◆ **WORK TO BE COMPLETED**: What do the entries below say? Restate them word for word.

◆ **SUPPLIED DATA**:

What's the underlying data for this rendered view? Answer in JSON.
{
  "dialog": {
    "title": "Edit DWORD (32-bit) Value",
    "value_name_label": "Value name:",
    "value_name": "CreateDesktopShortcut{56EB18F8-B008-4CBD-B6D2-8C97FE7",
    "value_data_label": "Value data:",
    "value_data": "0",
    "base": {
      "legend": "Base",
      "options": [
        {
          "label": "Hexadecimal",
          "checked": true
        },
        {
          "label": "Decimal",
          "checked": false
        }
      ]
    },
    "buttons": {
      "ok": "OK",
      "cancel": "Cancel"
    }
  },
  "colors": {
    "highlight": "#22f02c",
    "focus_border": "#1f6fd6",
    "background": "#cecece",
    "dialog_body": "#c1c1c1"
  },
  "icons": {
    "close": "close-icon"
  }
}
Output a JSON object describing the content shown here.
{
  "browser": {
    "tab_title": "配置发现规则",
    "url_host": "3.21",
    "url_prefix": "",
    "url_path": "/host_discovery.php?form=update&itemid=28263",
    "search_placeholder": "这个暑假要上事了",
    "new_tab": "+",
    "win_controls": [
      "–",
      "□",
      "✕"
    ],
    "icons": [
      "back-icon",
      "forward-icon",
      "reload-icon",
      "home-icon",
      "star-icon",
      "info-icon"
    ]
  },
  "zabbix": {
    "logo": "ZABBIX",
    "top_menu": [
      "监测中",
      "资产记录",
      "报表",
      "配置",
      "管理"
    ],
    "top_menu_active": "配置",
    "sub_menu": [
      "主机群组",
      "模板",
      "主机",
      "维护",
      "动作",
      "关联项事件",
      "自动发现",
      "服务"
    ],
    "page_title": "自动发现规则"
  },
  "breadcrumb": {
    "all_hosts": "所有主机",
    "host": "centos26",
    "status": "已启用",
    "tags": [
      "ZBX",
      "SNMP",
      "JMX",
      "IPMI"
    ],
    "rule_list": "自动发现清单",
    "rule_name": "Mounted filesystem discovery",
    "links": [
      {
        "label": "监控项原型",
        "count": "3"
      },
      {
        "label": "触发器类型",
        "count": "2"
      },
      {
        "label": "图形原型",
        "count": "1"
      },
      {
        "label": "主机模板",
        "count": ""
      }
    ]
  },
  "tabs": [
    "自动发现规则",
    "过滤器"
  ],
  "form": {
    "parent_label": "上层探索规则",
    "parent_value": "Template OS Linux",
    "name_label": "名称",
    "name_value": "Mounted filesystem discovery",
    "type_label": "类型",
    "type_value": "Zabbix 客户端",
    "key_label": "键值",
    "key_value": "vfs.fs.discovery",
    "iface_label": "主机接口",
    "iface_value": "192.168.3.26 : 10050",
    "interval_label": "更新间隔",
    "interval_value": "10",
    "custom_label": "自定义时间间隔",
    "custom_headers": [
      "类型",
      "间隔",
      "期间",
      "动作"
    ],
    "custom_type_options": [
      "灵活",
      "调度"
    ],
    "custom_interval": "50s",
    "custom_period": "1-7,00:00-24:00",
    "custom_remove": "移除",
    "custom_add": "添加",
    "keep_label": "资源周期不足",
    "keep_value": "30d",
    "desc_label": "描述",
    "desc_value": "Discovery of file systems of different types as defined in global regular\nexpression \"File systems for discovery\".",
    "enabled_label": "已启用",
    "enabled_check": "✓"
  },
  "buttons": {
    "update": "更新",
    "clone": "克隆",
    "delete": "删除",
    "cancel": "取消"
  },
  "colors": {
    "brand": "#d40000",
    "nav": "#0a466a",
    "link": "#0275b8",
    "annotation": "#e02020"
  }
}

◆ **REPLY TO THE TASK**:
What's the underlying data for this rendered view? Answer in JSON.
{
  "dialog": {
    "title": "Edit DWORD (32-bit) Value",
    "value_name_label": "Value name:",
    "value_name": "CreateDesktopShortcut{56EB18F8-B008-4CBD-B6D2-8C97FE7",
    "value_data_label": "Value data:",
    "value_data": "0",
    "base": {
      "legend": "Base",
      "options": [
        {
          "label": "Hexadecimal",
          "checked": true
        },
        {
          "label": "Decimal",
          "checked": false
        }
      ]
    },
    "buttons": {
      "ok": "OK",
      "cancel": "Cancel"
    }
  },
  "colors": {
    "highlight": "#22f02c",
    "focus_border": "#1f6fd6",
    "background": "#cecece",
    "dialog_body": "#c1c1c1"
  },
  "icons": {
    "close": "close-icon"
  }
}
Output a JSON object describing the content shown here.
{
  "browser": {
    "tab_title": "配置发现规则",
    "url_host": "3.21",
    "url_prefix": "",
    "url_path": "/host_discovery.php?form=update&itemid=28263",
    "search_placeholder": "这个暑假要上事了",
    "new_tab": "+",
    "win_controls": [
      "–",
      "□",
      "✕"
    ],
    "icons": [
      "back-icon",
      "forward-icon",
      "reload-icon",
      "home-icon",
      "star-icon",
      "info-icon"
    ]
  },
  "zabbix": {
    "logo": "ZABBIX",
    "top_menu": [
      "监测中",
      "资产记录",
      "报表",
      "配置",
      "管理"
    ],
    "top_menu_active": "配置",
    "sub_menu": [
      "主机群组",
      "模板",
      "主机",
      "维护",
      "动作",
      "关联项事件",
      "自动发现",
      "服务"
    ],
    "page_title": "自动发现规则"
  },
  "breadcrumb": {
    "all_hosts": "所有主机",
    "host": "centos26",
    "status": "已启用",
    "tags": [
      "ZBX",
      "SNMP",
      "JMX",
      "IPMI"
    ],
    "rule_list": "自动发现清单",
    "rule_name": "Mounted filesystem discovery",
    "links": [
      {
        "label": "监控项原型",
        "count": "3"
      },
      {
        "label": "触发器类型",
        "count": "2"
      },
      {
        "label": "图形原型",
        "count": "1"
      },
      {
        "label": "主机模板",
        "count": ""
      }
    ]
  },
  "tabs": [
    "自动发现规则",
    "过滤器"
  ],
  "form": {
    "parent_label": "上层探索规则",
    "parent_value": "Template OS Linux",
    "name_label": "名称",
    "name_value": "Mounted filesystem discovery",
    "type_label": "类型",
    "type_value": "Zabbix 客户端",
    "key_label": "键值",
    "key_value": "vfs.fs.discovery",
    "iface_label": "主机接口",
    "iface_value": "192.168.3.26 : 10050",
    "interval_label": "更新间隔",
    "interval_value": "10",
    "custom_label": "自定义时间间隔",
    "custom_headers": [
      "类型",
      "间隔",
      "期间",
      "动作"
    ],
    "custom_type_options": [
      "灵活",
      "调度"
    ],
    "custom_interval": "50s",
    "custom_period": "1-7,00:00-24:00",
    "custom_remove": "移除",
    "custom_add": "添加",
    "keep_label": "资源周期不足",
    "keep_value": "30d",
    "desc_label": "描述",
    "desc_value": "Discovery of file systems of different types as defined in global regular\nexpression \"File systems for discovery\".",
    "enabled_label": "已启用",
    "enabled_check": "✓"
  },
  "buttons": {
    "update": "更新",
    "clone": "克隆",
    "delete": "删除",
    "cancel": "取消"
  },
  "colors": {
    "brand": "#d40000",
    "nav": "#0a466a",
    "link": "#0275b8",
    "annotation": "#e02020"
  }
}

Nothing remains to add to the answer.